• **WHAT THE EXERCISE ASKS**: Please count the lines of the data that contain "home" and state only the total.

Component data from apps and pages:
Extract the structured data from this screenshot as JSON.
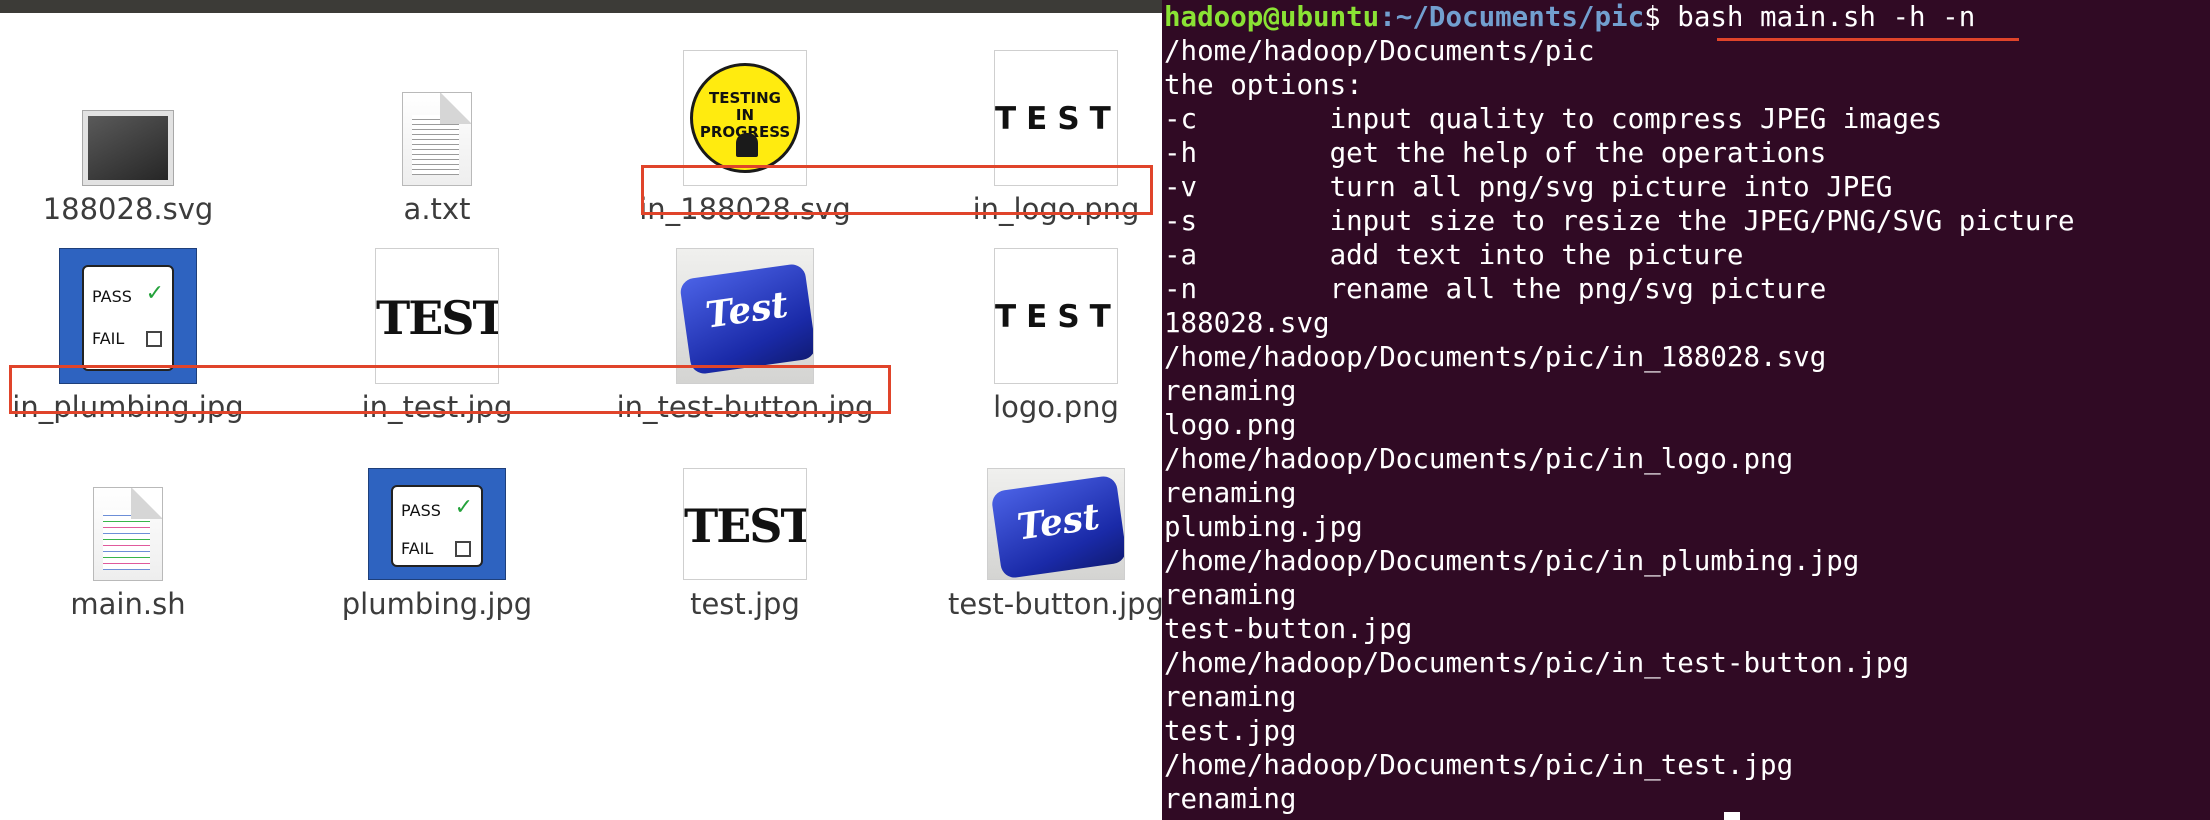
{
  "file_manager": {
    "files": [
      {
        "name": "188028.svg"
      },
      {
        "name": "a.txt"
      },
      {
        "name": "in_188028.svg",
        "badge_lines": [
          "TESTING",
          "IN",
          "PROGRESS"
        ]
      },
      {
        "name": "in_logo.png",
        "logo_text": "TEST"
      },
      {
        "name": "in_plumbing.jpg",
        "pass_label": "PASS",
        "fail_label": "FAIL"
      },
      {
        "name": "in_test.jpg",
        "image_text": "TEST"
      },
      {
        "name": "in_test-button.jpg",
        "key_text": "Test"
      },
      {
        "name": "logo.png",
        "logo_text": "TEST"
      },
      {
        "name": "main.sh"
      },
      {
        "name": "plumbing.jpg",
        "pass_label": "PASS",
        "fail_label": "FAIL"
      },
      {
        "name": "test.jpg",
        "image_text": "TEST"
      },
      {
        "name": "test-button.jpg",
        "key_text": "Test"
      }
    ],
    "annotation_color": "#e0442a"
  },
  "terminal": {
    "prompt_user": "hadoop@ubuntu",
    "prompt_path": ":~/Documents/pic",
    "prompt_symbol": "$ ",
    "command": "bash main.sh -h -n",
    "lines": [
      "/home/hadoop/Documents/pic",
      "the options:",
      "-c        input quality to compress JPEG images",
      "-h        get the help of the operations",
      "-v        turn all png/svg picture into JPEG",
      "-s        input size to resize the JPEG/PNG/SVG picture",
      "-a        add text into the picture",
      "-n        rename all the png/svg picture",
      "188028.svg",
      "/home/hadoop/Documents/pic/in_188028.svg",
      "renaming",
      "logo.png",
      "/home/hadoop/Documents/pic/in_logo.png",
      "renaming",
      "plumbing.jpg",
      "/home/hadoop/Documents/pic/in_plumbing.jpg",
      "renaming",
      "test-button.jpg",
      "/home/hadoop/Documents/pic/in_test-button.jpg",
      "renaming",
      "test.jpg",
      "/home/hadoop/Documents/pic/in_test.jpg",
      "renaming"
    ],
    "colors": {
      "background": "#300a24",
      "user": "#8ae234",
      "path": "#729fcf",
      "text": "#ffffff"
    }
  }
}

• **PROBLEM SOLUTION**: 6